    Regarding the previous post questioning the capability of pumping up tires at the camp site, I would point you to one of several 12 volt pumps that are integrated into a package with a 12 volt rechargable battery. I have settled on the Campbell Hausfeld which can deliver up to 200psi. It has a 120volt rechargeing module and can hold a charge for easily a full camping season. Noting that here in Wisconsin our camping season is only 17 days long……
    Serially, this is a nice little unit that delivers good capability at a reasonable price. And at about 6 pounds, 9″X6″X3″ doesn’t require a lot of space either. There are larger units that offer the side benefit of around 400ah that can jump start most tow vehicles as well.

  26. Dalton Tamney

    I am concerned (almost to the point of paranoia) about tire pressure. The tires are supposed to be checked cold. However getting either my trailer or motorhome to a place where I can pump them up if needed is becoming a problem. Many service stations around here are removing their tire compressors so I am having to drive quite a distance to find somewhere where I can add air to my tires. This will heat them up and of course cause the gauge to read high. How can I ensure that I have the right pressure in my tires under these circumstances?

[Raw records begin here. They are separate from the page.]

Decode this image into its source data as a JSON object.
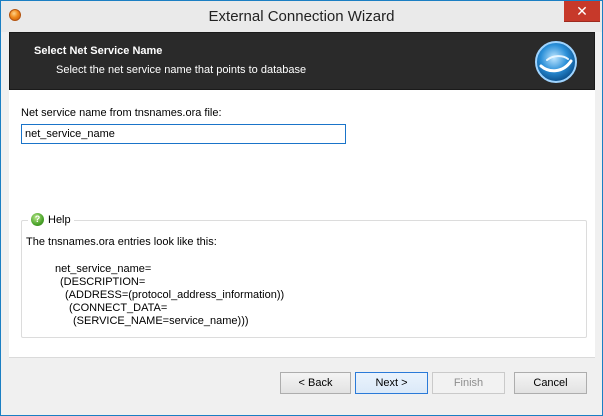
{
  "window": {
    "title": "External Connection Wizard",
    "close_glyph": "✕"
  },
  "header": {
    "title": "Select Net Service Name",
    "subtitle": "Select the net service name that points to database",
    "logo_icon": "globe-swirl-icon"
  },
  "form": {
    "field_label": "Net service name from tnsnames.ora file:",
    "field_value": "net_service_name"
  },
  "help": {
    "title": "Help",
    "icon_glyph": "?",
    "intro": "The tnsnames.ora entries look like this:",
    "code_lines": [
      "net_service_name=",
      "(DESCRIPTION=",
      "(ADDRESS=(protocol_address_information))",
      "(CONNECT_DATA=",
      "(SERVICE_NAME=service_name)))"
    ]
  },
  "buttons": {
    "back": "< Back",
    "next": "Next >",
    "finish": "Finish",
    "cancel": "Cancel"
  },
  "colors": {
    "header_bg": "#2a2a2a",
    "close_bg": "#c7392a",
    "input_border": "#1a74c9"
  }
}
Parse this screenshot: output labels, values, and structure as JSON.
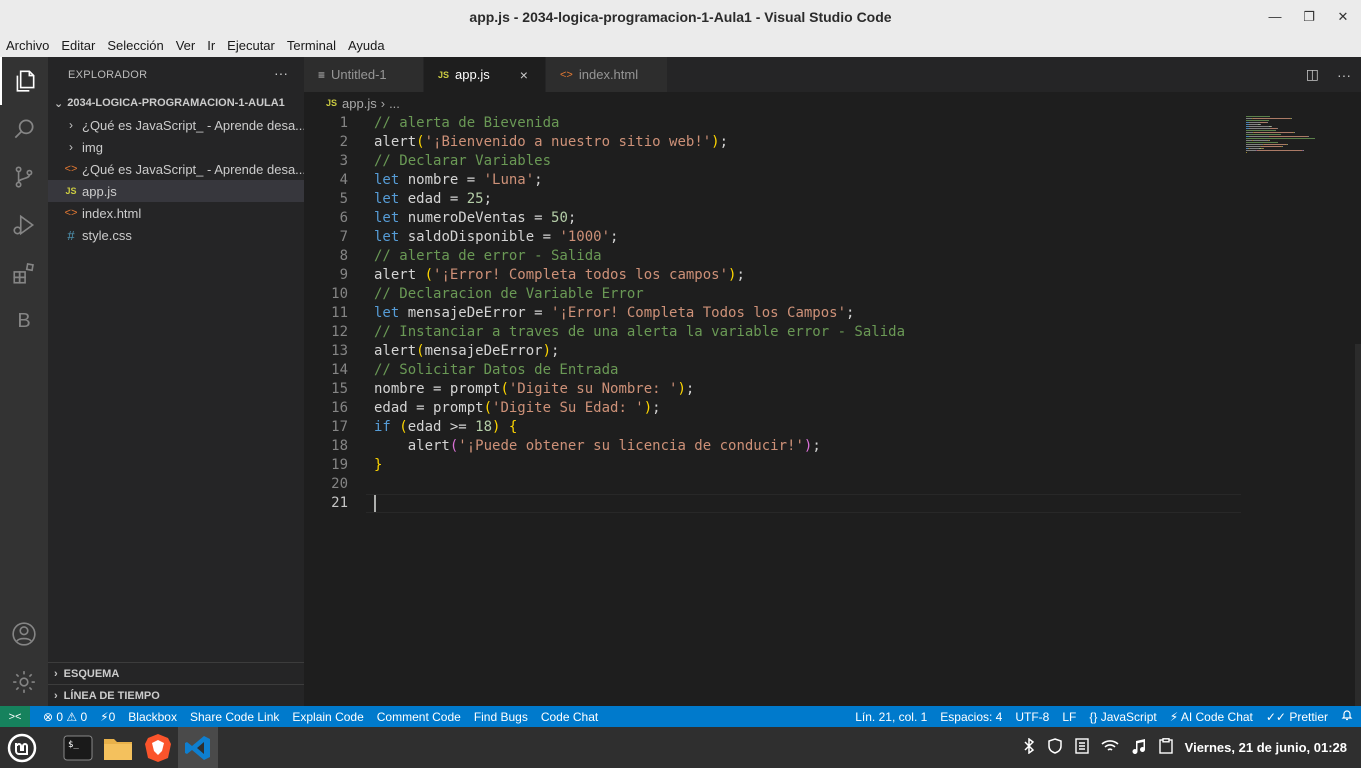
{
  "window": {
    "title": "app.js - 2034-logica-programacion-1-Aula1 - Visual Studio Code"
  },
  "menu": [
    "Archivo",
    "Editar",
    "Selección",
    "Ver",
    "Ir",
    "Ejecutar",
    "Terminal",
    "Ayuda"
  ],
  "activity": [
    "explorer-icon",
    "search-icon",
    "source-control-icon",
    "run-debug-icon",
    "extensions-icon",
    "blackbox-icon",
    "account-icon",
    "manage-gear-icon"
  ],
  "activity_letter": "B",
  "explorer": {
    "title": "EXPLORADOR",
    "more": "···",
    "folder": "2034-LOGICA-PROGRAMACION-1-AULA1",
    "items": [
      {
        "icon": "chevron-right-icon",
        "glyph": "›",
        "label": "¿Qué es JavaScript_ - Aprende desa..."
      },
      {
        "icon": "chevron-right-icon",
        "glyph": "›",
        "label": "img"
      },
      {
        "icon": "html-file-icon",
        "glyph": "<>",
        "label": "¿Qué es JavaScript_ - Aprende desa..."
      },
      {
        "icon": "js-file-icon",
        "glyph": "JS",
        "label": "app.js"
      },
      {
        "icon": "html-file-icon",
        "glyph": "<>",
        "label": "index.html"
      },
      {
        "icon": "css-file-icon",
        "glyph": "#",
        "label": "style.css"
      }
    ],
    "outline": "ESQUEMA",
    "timeline": "LÍNEA DE TIEMPO"
  },
  "tabs": [
    {
      "label": "Untitled-1",
      "icon": "≡"
    },
    {
      "label": "app.js",
      "icon": "JS",
      "close": "×"
    },
    {
      "label": "index.html",
      "icon": "<>"
    }
  ],
  "breadcrumb": {
    "icon": "JS",
    "file": "app.js",
    "sep": "›",
    "rest": "..."
  },
  "editor": {
    "lines": [
      [
        [
          "cm",
          "// alerta de Bievenida"
        ]
      ],
      [
        [
          "pun",
          "alert"
        ],
        [
          "br",
          "("
        ],
        [
          "str",
          "'¡Bienvenido a nuestro sitio web!'"
        ],
        [
          "br",
          ")"
        ],
        [
          "pun",
          ";"
        ]
      ],
      [
        [
          "cm",
          "// Declarar Variables"
        ]
      ],
      [
        [
          "kw",
          "let"
        ],
        [
          "pun",
          " nombre = "
        ],
        [
          "str",
          "'Luna'"
        ],
        [
          "pun",
          ";"
        ]
      ],
      [
        [
          "kw",
          "let"
        ],
        [
          "pun",
          " edad = "
        ],
        [
          "num",
          "25"
        ],
        [
          "pun",
          ";"
        ]
      ],
      [
        [
          "kw",
          "let"
        ],
        [
          "pun",
          " numeroDeVentas = "
        ],
        [
          "num",
          "50"
        ],
        [
          "pun",
          ";"
        ]
      ],
      [
        [
          "kw",
          "let"
        ],
        [
          "pun",
          " saldoDisponible = "
        ],
        [
          "str",
          "'1000'"
        ],
        [
          "pun",
          ";"
        ]
      ],
      [
        [
          "cm",
          "// alerta de error - Salida"
        ]
      ],
      [
        [
          "pun",
          "alert "
        ],
        [
          "br",
          "("
        ],
        [
          "str",
          "'¡Error! Completa todos los campos'"
        ],
        [
          "br",
          ")"
        ],
        [
          "pun",
          ";"
        ]
      ],
      [
        [
          "cm",
          "// Declaracion de Variable Error"
        ]
      ],
      [
        [
          "kw",
          "let"
        ],
        [
          "pun",
          " mensajeDeError = "
        ],
        [
          "str",
          "'¡Error! Completa Todos los Campos'"
        ],
        [
          "pun",
          ";"
        ]
      ],
      [
        [
          "cm",
          "// Instanciar a traves de una alerta la variable error - Salida"
        ]
      ],
      [
        [
          "pun",
          "alert"
        ],
        [
          "br",
          "("
        ],
        [
          "pun",
          "mensajeDeError"
        ],
        [
          "br",
          ")"
        ],
        [
          "pun",
          ";"
        ]
      ],
      [
        [
          "cm",
          "// Solicitar Datos de Entrada"
        ]
      ],
      [
        [
          "pun",
          "nombre = prompt"
        ],
        [
          "br",
          "("
        ],
        [
          "str",
          "'Digite su Nombre: '"
        ],
        [
          "br",
          ")"
        ],
        [
          "pun",
          ";"
        ]
      ],
      [
        [
          "pun",
          "edad = prompt"
        ],
        [
          "br",
          "("
        ],
        [
          "str",
          "'Digite Su Edad: '"
        ],
        [
          "br",
          ")"
        ],
        [
          "pun",
          ";"
        ]
      ],
      [
        [
          "kw",
          "if"
        ],
        [
          "pun",
          " "
        ],
        [
          "br",
          "("
        ],
        [
          "pun",
          "edad >= "
        ],
        [
          "num",
          "18"
        ],
        [
          "br",
          ")"
        ],
        [
          "pun",
          " "
        ],
        [
          "br",
          "{"
        ]
      ],
      [
        [
          "pun",
          "    alert"
        ],
        [
          "br2",
          "("
        ],
        [
          "str",
          "'¡Puede obtener su licencia de conducir!'"
        ],
        [
          "br2",
          ")"
        ],
        [
          "pun",
          ";"
        ]
      ],
      [
        [
          "br",
          "}"
        ]
      ],
      [],
      []
    ]
  },
  "status": {
    "remote": "><",
    "problems": "⊗ 0 ⚠ 0",
    "ports": "⚡0",
    "left_items": [
      "Blackbox",
      "Share Code Link",
      "Explain Code",
      "Comment Code",
      "Find Bugs",
      "Code Chat"
    ],
    "right_items": [
      "Lín. 21, col. 1",
      "Espacios: 4",
      "UTF-8",
      "LF",
      "{} JavaScript",
      "⚡ AI Code Chat",
      "✓✓ Prettier"
    ],
    "bell": "🔔"
  },
  "taskbar": {
    "apps": [
      "mint-menu-icon",
      "terminal-icon",
      "files-icon",
      "brave-icon",
      "vscode-icon"
    ],
    "clock": "Viernes, 21 de junio, 01:28"
  },
  "colors": {
    "accent": "#007acc",
    "remote": "#16825d",
    "comment": "#6a9955",
    "keyword": "#569cd6",
    "string": "#ce9178",
    "number": "#b5cea8"
  }
}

As I see it my only recourse is to buy a portable air compressor but that presents other problems. The little 12 volt ones are useless for anything over 20 lbs and the larger ones with the air tank either run on 120V or have a small gas engine. Or I could haul my generator out to my trailer along with the compressor. This is starting to get a little out of hand. Any advice?

  27. William Whitcomb

    Good article. I am one who a lot of times buys the least expensive ones and am glad to know there is a great difference in gauges. Also, #6 is probably the most important one, expecially the words “USE IT”. What good is having a tool if it is not used.

  28. On the other hand spend the money (just like you should for your tires and brakes–after all it is YOUR safety that we’re talking about) and buy a good quality digital tire gauge and you won’t be having to keep buying a new gauge every few years.

    About ten years ago I finally decided to buy a Napa digital gauge that seems to have a “forever” battery in it and it measures half pounds all the way up to 160 psi. I check it with two tire dealers annually to be sure it is reading correctly. It has never lost it’s calibration. Now granted, I paid $75 for it back in 1999, but would buy it again (at most any price) if needed. It comes with a foot long flexible hose and large readouts.